Other Primary Investigator(s)
University of Kent
Florida International University
Additional Trial Information
Enhancing female labor force participation is considered key to economic growth, poverty alleviation, and women’s empowerment. Despite its importance both at the national and household/individual levels, the female labor force participation rate remains low in South Asian countries. It has been a great interest for researchers and policy makers how to enhance female labor force participation in these countries. We investigate whether providing unmarried young women and their parents with information about working conditions through the role model working women encourages unmarried young women’s labor force participation in rural Bangladesh, and if so, how. For this objective, we conduct the randomized controlled trial.
Makino, Momoe, Abu Shonchoy and Zaki Wahhaj. 2019. "Does the Role Model Encourage Female Labor Force Participation? Field Experiment in Bangladesh." AEA RCT Registry. November 20.
Intervention Start Date
Intervention End Date
Primary Outcomes (end points)
Motivational session take-up, Voucher take-up, Physical approach to the formal vocational center to enroll at the program, Take-up (enrollment) of the vocational training, Vocational training program completion/discontinuation/drop-out, Work for payment, Migration
Primary Outcomes (explanation)
Secondary Outcomes (end points)
Secondary Outcomes (explanation)
The objective of the experiment is to encourage young unmarried girls aged 15-29 to participate in labor force by introducing them to the role model women. Eligible girls (or with parents) are offered the opportunity to receive an interactive motivational information session given by the role model women who belong to the same community (e.g., the same socioeconomic background within the upazila) as the eligible girls. We hire two role model women for each session: i) women who are currently working in the garment factory, and ii) self-employed women as a tailor. Among the two treatment villages, the enrollment fee at the formal training program is fully paid if the eligible girl wins the lottery (computer-based randomization). The probability of winning the lottery is either 75% or 25% at the village level.
Experimental Design Details
Randomization done in office by a computer
Was the treatment clustered?
Sample size: planned number of clusters
Sample size: planned number of observations
Sample size (or number of clusters) by treatment arms
50 villages control, 50 villages girl only role model session, 50 villages girl and parents role model session
Minimum detectable effect size for main outcomes (accounting for sample design and clustering)

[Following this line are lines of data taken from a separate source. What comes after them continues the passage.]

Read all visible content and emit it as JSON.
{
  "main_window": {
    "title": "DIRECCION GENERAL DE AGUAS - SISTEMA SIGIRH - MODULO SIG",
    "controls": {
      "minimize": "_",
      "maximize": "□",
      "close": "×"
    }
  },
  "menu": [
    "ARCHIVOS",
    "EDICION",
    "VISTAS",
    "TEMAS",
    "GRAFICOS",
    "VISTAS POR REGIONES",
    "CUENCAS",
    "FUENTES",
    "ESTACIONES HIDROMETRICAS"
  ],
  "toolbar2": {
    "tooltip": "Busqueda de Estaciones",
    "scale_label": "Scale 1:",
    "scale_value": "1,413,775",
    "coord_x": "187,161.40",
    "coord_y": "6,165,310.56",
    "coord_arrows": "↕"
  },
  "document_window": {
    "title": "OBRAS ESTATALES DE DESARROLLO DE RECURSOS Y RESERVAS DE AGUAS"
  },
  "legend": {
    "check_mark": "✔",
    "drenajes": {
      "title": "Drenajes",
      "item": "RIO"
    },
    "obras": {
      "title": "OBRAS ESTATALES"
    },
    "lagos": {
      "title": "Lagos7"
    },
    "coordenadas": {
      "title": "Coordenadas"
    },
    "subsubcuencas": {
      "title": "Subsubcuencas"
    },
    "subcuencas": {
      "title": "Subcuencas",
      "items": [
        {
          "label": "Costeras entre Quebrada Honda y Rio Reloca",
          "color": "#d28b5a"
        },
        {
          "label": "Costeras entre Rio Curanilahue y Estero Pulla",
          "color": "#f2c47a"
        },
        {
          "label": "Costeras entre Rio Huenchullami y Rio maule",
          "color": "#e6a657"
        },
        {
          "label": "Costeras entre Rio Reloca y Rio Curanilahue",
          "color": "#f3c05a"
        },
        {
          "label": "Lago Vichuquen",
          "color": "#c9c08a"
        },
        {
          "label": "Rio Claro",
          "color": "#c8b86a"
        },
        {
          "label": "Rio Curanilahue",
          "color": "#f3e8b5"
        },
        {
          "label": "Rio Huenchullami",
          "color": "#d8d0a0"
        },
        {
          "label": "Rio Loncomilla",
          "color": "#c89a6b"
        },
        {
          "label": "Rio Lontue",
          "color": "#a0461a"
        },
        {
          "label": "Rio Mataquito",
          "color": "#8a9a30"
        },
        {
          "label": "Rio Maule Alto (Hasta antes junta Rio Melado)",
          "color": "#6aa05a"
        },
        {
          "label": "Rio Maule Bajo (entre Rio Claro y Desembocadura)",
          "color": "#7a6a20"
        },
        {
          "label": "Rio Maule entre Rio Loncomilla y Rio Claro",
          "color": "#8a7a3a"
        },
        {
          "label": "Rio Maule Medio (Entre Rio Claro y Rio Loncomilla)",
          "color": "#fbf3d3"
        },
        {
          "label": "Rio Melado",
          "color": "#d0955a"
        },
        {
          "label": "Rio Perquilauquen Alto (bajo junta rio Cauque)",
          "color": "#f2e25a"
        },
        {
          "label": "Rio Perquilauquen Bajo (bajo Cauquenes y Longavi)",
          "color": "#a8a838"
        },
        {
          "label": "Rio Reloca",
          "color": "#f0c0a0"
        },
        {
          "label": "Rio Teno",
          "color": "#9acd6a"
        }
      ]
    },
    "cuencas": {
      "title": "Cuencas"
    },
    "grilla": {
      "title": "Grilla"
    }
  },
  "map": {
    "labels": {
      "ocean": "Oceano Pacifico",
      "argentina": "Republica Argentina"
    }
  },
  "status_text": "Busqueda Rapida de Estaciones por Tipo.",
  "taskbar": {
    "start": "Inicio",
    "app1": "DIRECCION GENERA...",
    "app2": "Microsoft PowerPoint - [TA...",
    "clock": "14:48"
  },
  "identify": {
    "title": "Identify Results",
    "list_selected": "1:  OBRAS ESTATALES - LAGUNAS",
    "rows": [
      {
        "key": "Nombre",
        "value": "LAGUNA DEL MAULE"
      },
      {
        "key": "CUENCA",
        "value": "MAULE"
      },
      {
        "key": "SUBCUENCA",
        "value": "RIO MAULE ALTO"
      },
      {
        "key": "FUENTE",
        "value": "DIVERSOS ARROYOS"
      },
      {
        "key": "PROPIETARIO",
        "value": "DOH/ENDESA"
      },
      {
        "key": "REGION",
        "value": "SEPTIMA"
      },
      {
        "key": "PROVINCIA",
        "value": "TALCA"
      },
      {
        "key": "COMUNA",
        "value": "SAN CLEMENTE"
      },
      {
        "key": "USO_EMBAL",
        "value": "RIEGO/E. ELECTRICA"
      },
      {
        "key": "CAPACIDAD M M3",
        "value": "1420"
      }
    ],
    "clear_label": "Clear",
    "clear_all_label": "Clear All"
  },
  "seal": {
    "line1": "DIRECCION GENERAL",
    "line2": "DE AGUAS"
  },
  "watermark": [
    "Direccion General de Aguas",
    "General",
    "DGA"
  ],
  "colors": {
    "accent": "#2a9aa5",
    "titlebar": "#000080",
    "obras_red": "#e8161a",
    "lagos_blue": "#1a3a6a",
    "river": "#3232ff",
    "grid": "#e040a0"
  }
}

Assume that when the reservation wage is below the offered wage, the girl joins the labor force, and the offered wage distribution is the same as the current wage distribution, i.e., according to the pilot survey, the mean is BDT 5,250, and the standard deviation is BDT 2,693. Further assume that reservation wage distribution is equal to the current wage distribution minus one standard deviation. To maintain the 90% statistical power, the minimum sample size is 1,304.
INSTITUTIONAL REVIEW BOARDS (IRBs)
Institute of Developing Economies, Japan External Trade Organization
IRB Approval Date
IRB Approval Number